Osteoarthritis (OA) is characterized by progressive degeneration of articular cartilage, subchondral bone, and other joint tissues, resulting in a major reduction in quality of life and substantial economic costs. Articular cartilage defects are associated with accelerated OA progression and are surprisingly common, with a reported incidence of over 60% in arthroscopically examined painful knees. At least 500,000 cartilage repair procedures are estimated to be performed annually in the United States alone. As lack of lateral cartilage integration is a crucial factor leading to graft complications and failure, approaches including suturing, adhesives, and photothermal tissue welding have been explored to enhance graft integration. Our preliminary studies demonstrate the feasibility of light-activate photochemical cartilage bonding as a potential strategy for rapidly producing durable cartilage-to-cartilage bonding. The goal of this study is to extend this promising preliminary work to develop clinically relevant photochemical bonding protocols for treating articular cartilage defects through a series of evaluations culminating in an in vivo evaluation.
Our specific aims are: 1) Benchtop phase: Optimize photosensitizer, surface treatment and exposure conditions to achieve rapid photochemical bonding of articular cartilage;2) In vitro phase: Determine photochemical bond durability and effects of treatment on cell metabolism and extracellular matrix deposition in an in vitro cartilage defect repair model;3) In vivo phase: Determine the effects of photochemical bonding on cartilage integration in vivo in a rabbit osteochondral allograft model. The significance of this work is in the potential to improve outcomes in the growing number of cartilage repair procedures, with potential application to both natural and engineered tissue grafts. The innovation of this work is in the development of a clinically feasibl photochemical bonding approach suitable for treating full thickness cartilage defects and achieving durable lateral integration.
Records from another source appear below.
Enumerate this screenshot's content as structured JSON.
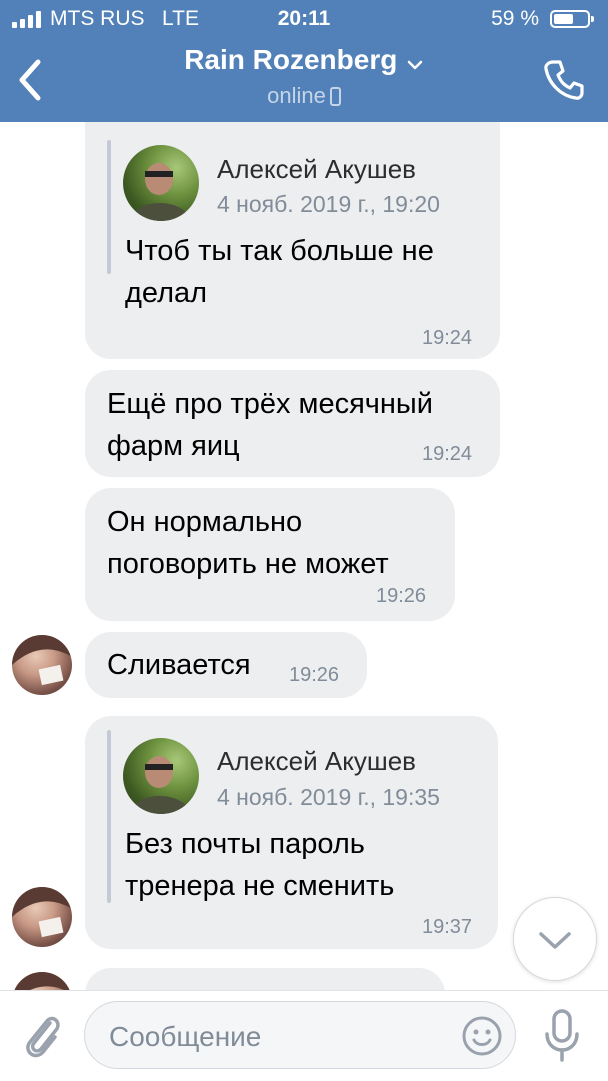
{
  "status_bar": {
    "carrier": "MTS RUS",
    "network": "LTE",
    "time": "20:11",
    "battery": "59 %",
    "battery_level": 0.59
  },
  "header": {
    "title": "Rain Rozenberg",
    "presence": "online",
    "icons": {
      "back": "chevron-left-icon",
      "call": "phone-icon",
      "title_menu": "chevron-down-icon",
      "device": "mobile-icon"
    }
  },
  "messages": [
    {
      "quote": {
        "author": "Алексей Акушев",
        "date": "4 нояб. 2019 г., 19:20"
      },
      "lines": [
        "Чтоб ты так больше не",
        "делал"
      ],
      "time": "19:24"
    },
    {
      "lines": [
        "Ещё про трёх месячный",
        "фарм яиц"
      ],
      "time": "19:24"
    },
    {
      "lines": [
        "Он нормально",
        "поговорить не может"
      ],
      "time": "19:26"
    },
    {
      "lines": [
        "Сливается"
      ],
      "time": "19:26"
    },
    {
      "quote": {
        "author": "Алексей Акушев",
        "date": "4 нояб. 2019 г., 19:35"
      },
      "lines": [
        "Без почты пароль",
        "тренера не сменить"
      ],
      "time": "19:37"
    }
  ],
  "composer": {
    "placeholder": "Сообщение",
    "icons": {
      "attach": "paperclip-icon",
      "emoji": "smile-icon",
      "voice": "microphone-icon"
    }
  },
  "scroll_down": {
    "icon": "chevron-down-icon"
  },
  "colors": {
    "header_bg": "#5181b8",
    "bubble_bg": "#edeef0",
    "secondary_text": "#818c99",
    "icon_gray": "#99a2ad"
  }
}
If left untreated, localized cartilage defects due to injury or focal degeneration typically lead to osteoarthritic degradation of the entire joint. One of the challenges facing existing and new approaches to repair or regenerate these defects is the difficulty in achieving stable integration between an implanted graft and the surrounding cartilage. This work aims to develop a photochemical bonding approach suitable for rapid, intraoperative generation of a durable bond between implanted and host cartilage. After a series of laboratory studies to identify suitable treatment parameters to produce durable cartilage-to-cartilage bonding while minimizing cell death and adverse metabolic responses, we will evaluate the effectiveness of the photochemical bonding procedure for adhering transplanted osteochondral (cartilage/bone) grafts in a rabbit osteochondral allograft model.